The data START
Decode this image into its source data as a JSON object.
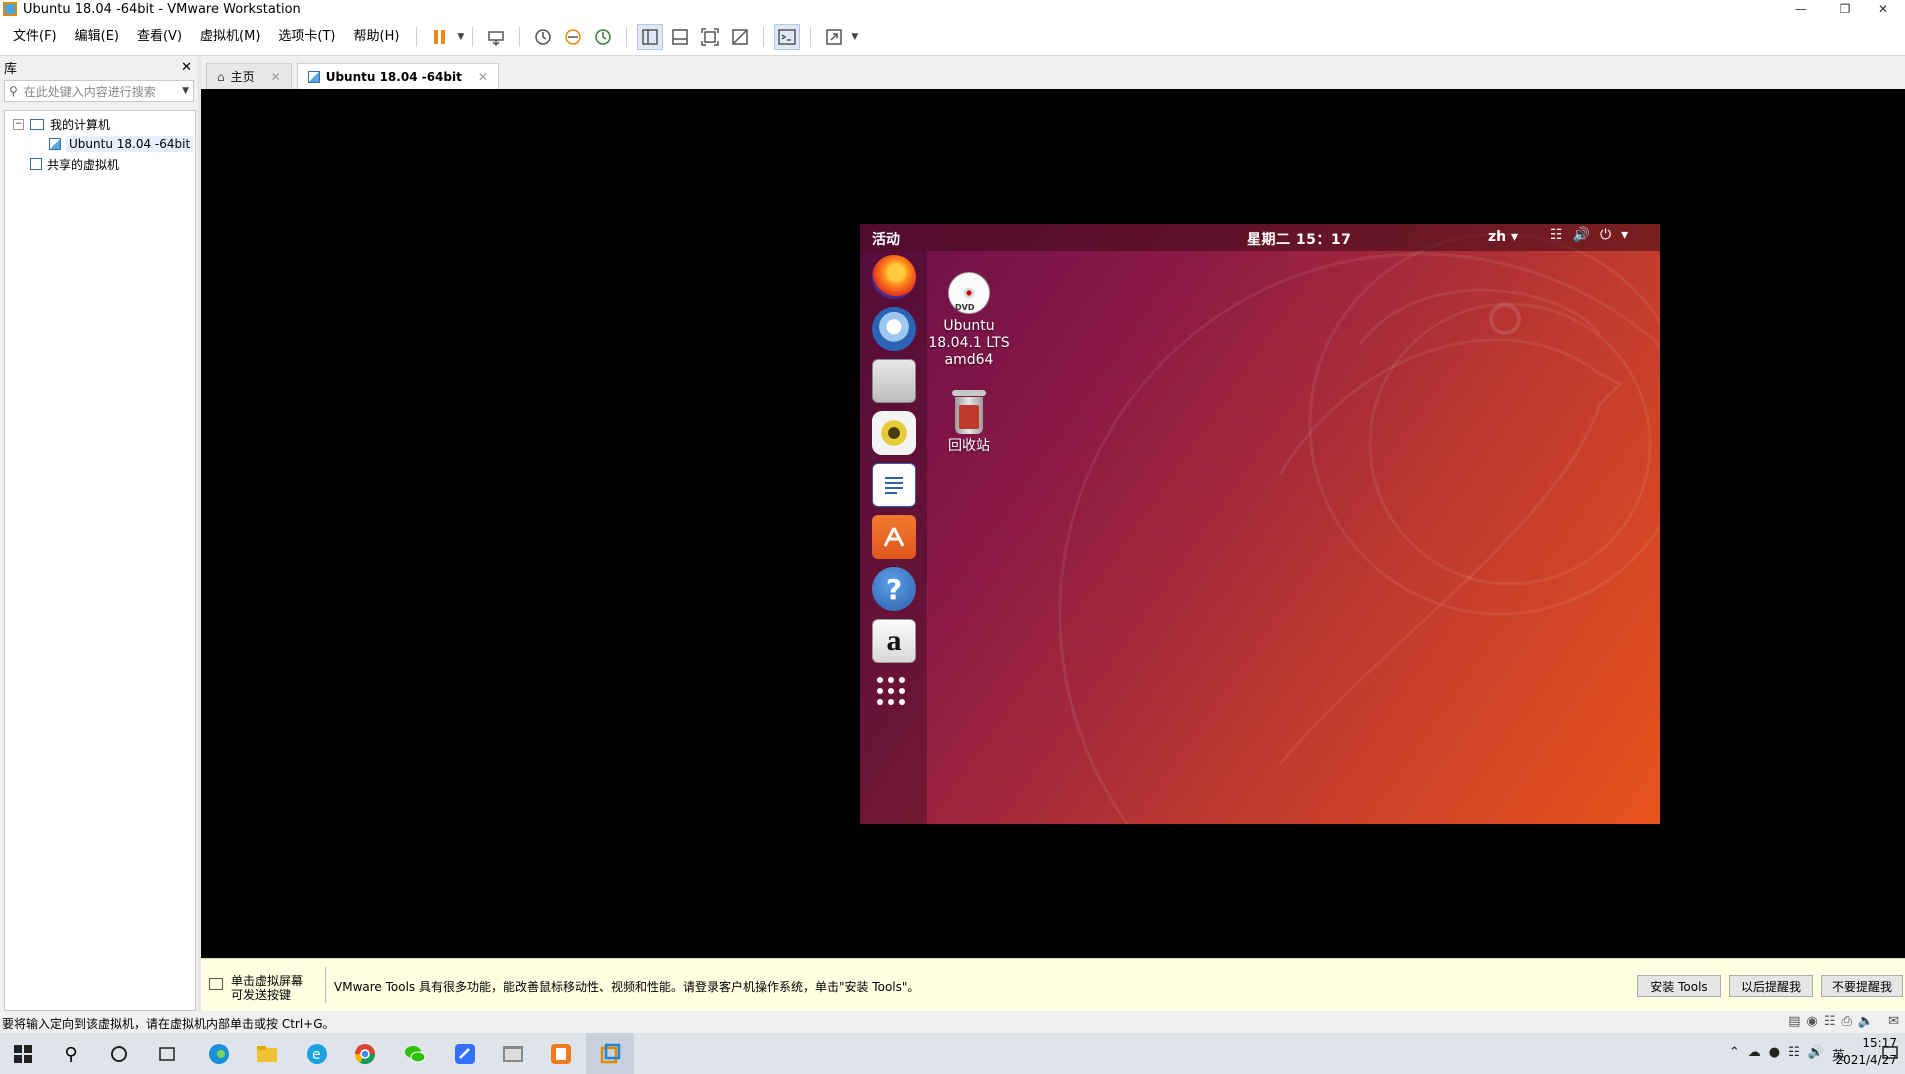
{
  "window": {
    "title": "Ubuntu 18.04 -64bit - VMware Workstation"
  },
  "menu": [
    "文件(F)",
    "编辑(E)",
    "查看(V)",
    "虚拟机(M)",
    "选项卡(T)",
    "帮助(H)"
  ],
  "library": {
    "title": "库",
    "search_placeholder": "在此处键入内容进行搜索",
    "tree": {
      "my_computer": "我的计算机",
      "vm": "Ubuntu 18.04 -64bit",
      "shared": "共享的虚拟机"
    }
  },
  "tabs": [
    {
      "label": "主页",
      "active": false
    },
    {
      "label": "Ubuntu 18.04 -64bit",
      "active": true
    }
  ],
  "guest": {
    "activities": "活动",
    "clock": "星期二 15：17",
    "lang": "zh",
    "desktop_icons": [
      {
        "label": "Ubuntu 18.04.1 LTS amd64",
        "icon": "dvd-icon"
      },
      {
        "label": "回收站",
        "icon": "trash-icon"
      }
    ],
    "dock": [
      "firefox-icon",
      "thunderbird-icon",
      "files-icon",
      "rhythmbox-icon",
      "libreoffice-writer-icon",
      "software-center-icon",
      "help-icon",
      "amazon-icon",
      "show-apps-icon"
    ]
  },
  "notify": {
    "hint": "单击虚拟屏幕\n可发送按键",
    "message": "VMware Tools 具有很多功能，能改善鼠标移动性、视频和性能。请登录客户机操作系统，单击\"安装 Tools\"。",
    "buttons": {
      "install": "安装 Tools",
      "remind": "以后提醒我",
      "never": "不要提醒我"
    }
  },
  "status": {
    "text": "要将输入定向到该虚拟机，请在虚拟机内部单击或按 Ctrl+G。"
  },
  "taskbar": {
    "time": "15:17",
    "date": "2021/4/27",
    "ime": "英"
  },
  "colors": {
    "accent": "#e95420",
    "notify_bg": "#ffffe1"
  }
}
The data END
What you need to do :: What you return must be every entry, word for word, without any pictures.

Task solution ::
Decode this image into its source data as a JSON object.
{
  "window": {
    "title": "Ubuntu 18.04 -64bit - VMware Workstation"
  },
  "menu": [
    "文件(F)",
    "编辑(E)",
    "查看(V)",
    "虚拟机(M)",
    "选项卡(T)",
    "帮助(H)"
  ],
  "library": {
    "title": "库",
    "search_placeholder": "在此处键入内容进行搜索",
    "tree": {
      "my_computer": "我的计算机",
      "vm": "Ubuntu 18.04 -64bit",
      "shared": "共享的虚拟机"
    }
  },
  "tabs": [
    {
      "label": "主页",
      "active": false
    },
    {
      "label": "Ubuntu 18.04 -64bit",
      "active": true
    }
  ],
  "guest": {
    "activities": "活动",
    "clock": "星期二 15：17",
    "lang": "zh",
    "desktop_icons": [
      {
        "label": "Ubuntu 18.04.1 LTS amd64",
        "icon": "dvd-icon"
      },
      {
        "label": "回收站",
        "icon": "trash-icon"
      }
    ],
    "dock": [
      "firefox-icon",
      "thunderbird-icon",
      "files-icon",
      "rhythmbox-icon",
      "libreoffice-writer-icon",
      "software-center-icon",
      "help-icon",
      "amazon-icon",
      "show-apps-icon"
    ]
  },
  "notify": {
    "hint": "单击虚拟屏幕\n可发送按键",
    "message": "VMware Tools 具有很多功能，能改善鼠标移动性、视频和性能。请登录客户机操作系统，单击\"安装 Tools\"。",
    "buttons": {
      "install": "安装 Tools",
      "remind": "以后提醒我",
      "never": "不要提醒我"
    }
  },
  "status": {
    "text": "要将输入定向到该虚拟机，请在虚拟机内部单击或按 Ctrl+G。"
  },
  "taskbar": {
    "time": "15:17",
    "date": "2021/4/27",
    "ime": "英"
  },
  "colors": {
    "accent": "#e95420",
    "notify_bg": "#ffffe1"
  }
}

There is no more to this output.